Resveratrol is thought to work to extend life in the same way as severe calorie restriction - a reduction of 3O to 4O percent fewer than normal: not an easy sell. The physiological stress induced by calorie restriction, and, it is believed, compounds like resveratrol without such restriction, activate the sirtuin enzyme group, stimulating a complex of metabolic benefits. Resveratrol, whose richest source is grape skins (thus, red wine) is just the most potent in extending life span of a number of antioxidant polyphenols. White wine, dark beer and cask-aged spirits contain some too, but in lesser quantity.
There may be important implications here for human fitness, health and longevity, and for understanding of the French paradox. Athletes may be interested, though such use will engender controversy. Further research is being considered on rhesus monkeys, which are more similar to humans than are mice. Obesity increases the risks of cardiovascular disease and diabetes, which has its own ravages, and probably other age-related disorders, such as cancer and inflammation. It is hoped that, by stimulating energy-producing mitochondria in cells, the prevalence of neurodegenerative diseases, eg, Alzheimer's and Huntington's diseases, might be reduced by resveratrol.
It is not time, however, to take all this to the bank. The first caveat, obviously, is the lack, so far, of evidence that these effects associated with resveratrol administration would also occur safely in humans.
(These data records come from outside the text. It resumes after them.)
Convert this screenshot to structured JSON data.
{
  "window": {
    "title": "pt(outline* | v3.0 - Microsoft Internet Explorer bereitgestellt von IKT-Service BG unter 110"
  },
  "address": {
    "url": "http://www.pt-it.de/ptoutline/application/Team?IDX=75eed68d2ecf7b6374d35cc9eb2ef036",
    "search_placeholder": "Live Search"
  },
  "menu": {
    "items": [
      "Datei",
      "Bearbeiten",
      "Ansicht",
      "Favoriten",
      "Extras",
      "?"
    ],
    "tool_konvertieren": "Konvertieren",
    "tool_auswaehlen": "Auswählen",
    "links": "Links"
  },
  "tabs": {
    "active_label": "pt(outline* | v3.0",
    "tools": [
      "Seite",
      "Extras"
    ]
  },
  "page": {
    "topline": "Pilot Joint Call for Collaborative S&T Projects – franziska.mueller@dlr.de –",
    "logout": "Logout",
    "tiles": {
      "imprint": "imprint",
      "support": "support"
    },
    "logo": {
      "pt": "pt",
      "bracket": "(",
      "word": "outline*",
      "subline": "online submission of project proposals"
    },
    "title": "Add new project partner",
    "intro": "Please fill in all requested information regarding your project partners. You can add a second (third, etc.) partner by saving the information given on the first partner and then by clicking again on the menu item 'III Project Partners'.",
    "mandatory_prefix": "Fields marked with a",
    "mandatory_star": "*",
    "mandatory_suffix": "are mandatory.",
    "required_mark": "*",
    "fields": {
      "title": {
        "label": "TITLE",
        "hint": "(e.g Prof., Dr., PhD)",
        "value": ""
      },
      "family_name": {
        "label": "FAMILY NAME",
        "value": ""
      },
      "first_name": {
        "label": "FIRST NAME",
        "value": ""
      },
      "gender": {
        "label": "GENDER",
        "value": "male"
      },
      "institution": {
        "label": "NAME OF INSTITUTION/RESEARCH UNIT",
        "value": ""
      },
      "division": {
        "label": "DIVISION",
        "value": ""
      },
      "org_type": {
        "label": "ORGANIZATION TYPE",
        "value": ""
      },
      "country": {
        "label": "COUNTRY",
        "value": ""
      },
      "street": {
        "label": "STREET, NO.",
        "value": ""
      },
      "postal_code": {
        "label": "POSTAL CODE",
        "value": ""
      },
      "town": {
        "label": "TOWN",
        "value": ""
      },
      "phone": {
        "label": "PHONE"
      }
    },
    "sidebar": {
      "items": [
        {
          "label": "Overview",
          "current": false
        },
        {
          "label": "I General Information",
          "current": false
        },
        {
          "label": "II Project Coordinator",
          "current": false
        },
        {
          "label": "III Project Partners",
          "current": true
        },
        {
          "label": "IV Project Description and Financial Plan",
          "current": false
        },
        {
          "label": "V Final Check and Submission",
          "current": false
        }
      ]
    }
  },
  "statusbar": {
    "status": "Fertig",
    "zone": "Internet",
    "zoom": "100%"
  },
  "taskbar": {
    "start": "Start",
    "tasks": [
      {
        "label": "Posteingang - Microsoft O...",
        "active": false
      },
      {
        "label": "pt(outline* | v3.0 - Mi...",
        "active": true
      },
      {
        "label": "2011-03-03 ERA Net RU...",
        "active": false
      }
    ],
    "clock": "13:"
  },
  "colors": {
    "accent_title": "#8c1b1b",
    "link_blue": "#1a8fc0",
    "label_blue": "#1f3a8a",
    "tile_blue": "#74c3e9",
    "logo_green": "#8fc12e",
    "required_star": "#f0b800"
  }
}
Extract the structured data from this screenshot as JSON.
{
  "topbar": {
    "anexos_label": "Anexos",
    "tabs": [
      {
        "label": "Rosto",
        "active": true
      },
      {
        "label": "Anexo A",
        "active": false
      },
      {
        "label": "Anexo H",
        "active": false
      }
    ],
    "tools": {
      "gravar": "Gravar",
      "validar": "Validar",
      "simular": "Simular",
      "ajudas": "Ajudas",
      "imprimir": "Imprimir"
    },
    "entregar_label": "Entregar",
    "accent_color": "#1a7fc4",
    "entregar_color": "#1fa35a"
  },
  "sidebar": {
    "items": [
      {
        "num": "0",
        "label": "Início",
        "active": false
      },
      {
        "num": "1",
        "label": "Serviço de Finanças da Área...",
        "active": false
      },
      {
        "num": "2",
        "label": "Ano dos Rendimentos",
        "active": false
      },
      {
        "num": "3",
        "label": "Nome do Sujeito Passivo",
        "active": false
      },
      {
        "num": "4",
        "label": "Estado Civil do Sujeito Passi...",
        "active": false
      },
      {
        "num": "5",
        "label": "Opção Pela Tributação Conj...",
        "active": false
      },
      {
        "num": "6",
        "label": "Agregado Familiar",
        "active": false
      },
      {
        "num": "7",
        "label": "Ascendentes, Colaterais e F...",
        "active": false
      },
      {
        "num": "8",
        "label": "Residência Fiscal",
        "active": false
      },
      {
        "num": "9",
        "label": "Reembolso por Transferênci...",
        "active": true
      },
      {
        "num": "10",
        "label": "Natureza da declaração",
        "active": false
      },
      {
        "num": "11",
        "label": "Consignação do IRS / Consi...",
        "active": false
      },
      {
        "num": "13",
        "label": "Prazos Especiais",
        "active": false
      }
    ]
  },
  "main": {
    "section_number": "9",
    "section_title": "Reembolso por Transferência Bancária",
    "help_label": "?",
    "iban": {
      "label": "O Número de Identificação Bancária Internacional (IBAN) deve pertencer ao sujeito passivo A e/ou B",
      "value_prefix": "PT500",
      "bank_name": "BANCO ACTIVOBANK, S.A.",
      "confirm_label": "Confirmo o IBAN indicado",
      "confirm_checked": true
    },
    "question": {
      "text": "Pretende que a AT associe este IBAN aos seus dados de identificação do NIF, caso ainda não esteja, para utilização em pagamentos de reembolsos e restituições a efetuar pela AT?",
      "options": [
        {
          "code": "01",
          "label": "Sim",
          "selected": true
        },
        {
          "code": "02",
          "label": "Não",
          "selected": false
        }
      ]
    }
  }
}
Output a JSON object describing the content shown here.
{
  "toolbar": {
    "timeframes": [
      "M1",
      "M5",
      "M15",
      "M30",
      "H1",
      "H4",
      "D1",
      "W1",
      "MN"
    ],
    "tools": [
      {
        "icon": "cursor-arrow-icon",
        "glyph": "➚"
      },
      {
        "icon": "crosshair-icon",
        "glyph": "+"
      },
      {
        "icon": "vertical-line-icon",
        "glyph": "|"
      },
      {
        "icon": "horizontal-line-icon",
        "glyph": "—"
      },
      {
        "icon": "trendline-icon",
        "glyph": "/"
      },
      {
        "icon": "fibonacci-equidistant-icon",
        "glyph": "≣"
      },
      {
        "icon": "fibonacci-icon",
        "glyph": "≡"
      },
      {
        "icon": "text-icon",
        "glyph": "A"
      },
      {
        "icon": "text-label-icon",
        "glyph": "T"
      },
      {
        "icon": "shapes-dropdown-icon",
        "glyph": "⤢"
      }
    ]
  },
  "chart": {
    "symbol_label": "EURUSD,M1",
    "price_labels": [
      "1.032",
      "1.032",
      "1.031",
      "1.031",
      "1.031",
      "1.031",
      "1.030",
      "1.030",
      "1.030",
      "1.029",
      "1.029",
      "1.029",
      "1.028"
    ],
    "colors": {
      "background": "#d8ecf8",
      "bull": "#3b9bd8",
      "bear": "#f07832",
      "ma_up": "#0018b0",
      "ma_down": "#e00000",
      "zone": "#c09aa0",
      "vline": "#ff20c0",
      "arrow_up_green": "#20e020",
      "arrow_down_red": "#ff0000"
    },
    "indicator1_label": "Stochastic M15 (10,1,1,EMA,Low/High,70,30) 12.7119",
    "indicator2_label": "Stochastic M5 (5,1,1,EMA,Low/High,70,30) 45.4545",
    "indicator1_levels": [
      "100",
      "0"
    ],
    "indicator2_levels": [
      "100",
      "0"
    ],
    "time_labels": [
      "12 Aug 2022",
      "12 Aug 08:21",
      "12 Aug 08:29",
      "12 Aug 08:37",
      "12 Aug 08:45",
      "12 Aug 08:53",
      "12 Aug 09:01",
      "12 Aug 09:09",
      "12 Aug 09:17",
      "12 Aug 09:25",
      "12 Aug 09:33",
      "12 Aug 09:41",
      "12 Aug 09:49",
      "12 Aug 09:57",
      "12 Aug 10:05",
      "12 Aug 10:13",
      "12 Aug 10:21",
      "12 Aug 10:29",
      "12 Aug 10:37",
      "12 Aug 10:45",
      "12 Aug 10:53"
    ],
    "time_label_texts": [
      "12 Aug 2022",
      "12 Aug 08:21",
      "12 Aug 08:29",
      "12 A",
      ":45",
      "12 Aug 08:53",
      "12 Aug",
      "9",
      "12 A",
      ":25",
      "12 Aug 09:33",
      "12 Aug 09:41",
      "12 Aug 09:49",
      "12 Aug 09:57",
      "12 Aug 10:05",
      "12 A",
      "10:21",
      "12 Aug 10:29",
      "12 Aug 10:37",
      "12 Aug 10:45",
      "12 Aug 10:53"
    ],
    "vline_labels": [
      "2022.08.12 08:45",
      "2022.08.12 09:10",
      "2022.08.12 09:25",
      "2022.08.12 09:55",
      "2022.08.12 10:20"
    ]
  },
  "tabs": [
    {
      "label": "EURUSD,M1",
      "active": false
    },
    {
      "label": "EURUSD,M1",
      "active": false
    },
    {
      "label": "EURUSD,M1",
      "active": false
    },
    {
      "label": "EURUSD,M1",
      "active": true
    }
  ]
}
The evidence regarding lower doses seems conflicted. The dose of resveratrol given the mice is equivalent in humans to hundreds of glasses of wine daily. Both studies cited owe support to Sirtis Pharmaceutical, cofounded by Sinclair, a prospective commercial producer of a high-dose resveratrol pill, but wine is so much nicer than a pill. And don't forget alcohol, the component of wine that is believed to provide more than half of its health benefits.